  • Veteran trader Art Cashin says the Fed will be slow to raise interest rates amid so much political turmoil around the world.
  • The Fed is expected to raise interest rates in June as part of a series of gradual increases that could continue into the middle of next year.
  • Others say the Fed won't be able to raise rates faster than its Japanese or European counterparts.

Art Cashin said with so much political turmoil around the world, the Fed will likely be slow to raise interest rates.

"If you look at the Fed minutes, they were already beginning to lean a little dovish," Cashin, managing director of UBS Financial Services, said Tuesday on "Closing Bell." "And, with uncertainty around the world, they'll be slow to press the button."

On May 2, the Fed held its funds rate between the targeted 1.50 and 1.75 percent. The bank is expected to raise rates in June, beginning a gradual series of increases that could span into the middle of next year.

But some say the U.S. Federal Reserve won't be able to raise interest rates faster than its European and Japanese counterparts.

"It is hard for U.S. rates to get too far out of line with the global rate situation, and obviously both the [Bank of Japan] and the [European Central Bank] are continuing very accommodative policies," James Bullard, the St. Louis Fed president, said on Tuesday.

Meanwhile, market watchers were on edge Tuesday amid political turmoil in Italy and concerns over weak interest rates and a decline in global credit that could spell bad news for international debt holders.

The Dow Jones industrial average fell 391.64 points, or 1.58 percent, to close at 24,361.45. The S&P 500 was down 1.16 percent to close at 2,689.86, and the tech-heavy Nasdaq composite declined by 0.5 percent to finish at 7,396.59.

But Cashin said the market's immediate reaction to international politics will likely not last.
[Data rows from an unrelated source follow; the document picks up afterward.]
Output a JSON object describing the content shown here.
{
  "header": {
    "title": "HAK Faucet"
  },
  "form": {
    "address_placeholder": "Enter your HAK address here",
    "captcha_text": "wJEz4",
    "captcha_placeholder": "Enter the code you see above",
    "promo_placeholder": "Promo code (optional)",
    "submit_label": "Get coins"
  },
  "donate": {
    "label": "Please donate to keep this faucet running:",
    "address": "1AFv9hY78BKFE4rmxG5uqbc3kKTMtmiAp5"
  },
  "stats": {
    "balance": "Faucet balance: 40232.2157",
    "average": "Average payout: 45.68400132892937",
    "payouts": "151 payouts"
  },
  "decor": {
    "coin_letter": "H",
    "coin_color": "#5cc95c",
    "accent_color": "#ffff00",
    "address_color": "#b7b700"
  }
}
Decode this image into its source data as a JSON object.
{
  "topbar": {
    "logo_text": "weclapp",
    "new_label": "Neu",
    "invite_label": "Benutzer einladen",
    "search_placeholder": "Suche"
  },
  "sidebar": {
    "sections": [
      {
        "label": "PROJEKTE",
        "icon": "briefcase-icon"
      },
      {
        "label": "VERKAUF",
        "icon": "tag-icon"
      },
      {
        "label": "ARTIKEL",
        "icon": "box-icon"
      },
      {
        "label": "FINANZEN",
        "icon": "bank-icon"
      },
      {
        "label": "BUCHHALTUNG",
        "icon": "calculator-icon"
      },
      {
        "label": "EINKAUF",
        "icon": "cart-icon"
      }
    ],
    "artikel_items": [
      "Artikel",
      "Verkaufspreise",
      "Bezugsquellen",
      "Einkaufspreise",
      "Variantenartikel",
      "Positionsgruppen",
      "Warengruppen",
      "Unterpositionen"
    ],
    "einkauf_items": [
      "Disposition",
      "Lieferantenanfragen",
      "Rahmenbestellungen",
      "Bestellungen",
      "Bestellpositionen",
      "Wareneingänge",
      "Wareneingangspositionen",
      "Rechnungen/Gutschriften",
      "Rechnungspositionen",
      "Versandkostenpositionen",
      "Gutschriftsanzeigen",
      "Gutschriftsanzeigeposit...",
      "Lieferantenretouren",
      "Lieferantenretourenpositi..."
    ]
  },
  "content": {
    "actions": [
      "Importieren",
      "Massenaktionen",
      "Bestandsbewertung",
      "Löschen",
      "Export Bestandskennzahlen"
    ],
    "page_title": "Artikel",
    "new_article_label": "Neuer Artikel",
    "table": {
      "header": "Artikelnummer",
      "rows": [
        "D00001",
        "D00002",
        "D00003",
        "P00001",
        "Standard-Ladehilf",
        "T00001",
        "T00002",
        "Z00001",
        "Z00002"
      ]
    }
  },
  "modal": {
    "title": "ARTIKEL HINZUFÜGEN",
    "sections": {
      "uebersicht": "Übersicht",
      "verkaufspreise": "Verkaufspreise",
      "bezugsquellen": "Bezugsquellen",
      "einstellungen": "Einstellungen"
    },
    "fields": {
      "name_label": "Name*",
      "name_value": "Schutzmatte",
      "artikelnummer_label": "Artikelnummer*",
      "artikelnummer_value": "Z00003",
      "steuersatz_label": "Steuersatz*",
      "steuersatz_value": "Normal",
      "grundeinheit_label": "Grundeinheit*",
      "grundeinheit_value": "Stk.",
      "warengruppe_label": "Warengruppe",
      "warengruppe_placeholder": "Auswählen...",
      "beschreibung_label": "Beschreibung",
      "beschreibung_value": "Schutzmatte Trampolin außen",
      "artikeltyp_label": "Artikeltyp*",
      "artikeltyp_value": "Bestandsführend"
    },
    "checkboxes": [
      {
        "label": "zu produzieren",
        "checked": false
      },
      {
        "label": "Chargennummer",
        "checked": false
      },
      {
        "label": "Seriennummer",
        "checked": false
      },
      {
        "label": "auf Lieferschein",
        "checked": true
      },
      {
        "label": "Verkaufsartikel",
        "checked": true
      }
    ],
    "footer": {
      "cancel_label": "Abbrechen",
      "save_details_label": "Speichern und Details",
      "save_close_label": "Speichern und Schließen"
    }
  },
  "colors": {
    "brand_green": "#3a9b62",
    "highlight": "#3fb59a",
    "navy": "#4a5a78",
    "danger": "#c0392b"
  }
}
"I think you've got to let this day pass," he said. "This is kind of catch up, what happened over the [long] weekend," while the market was closed Monday for Memorial Day. "And so you're getting some overreactions in some areas."

— Reuters contributed to this report.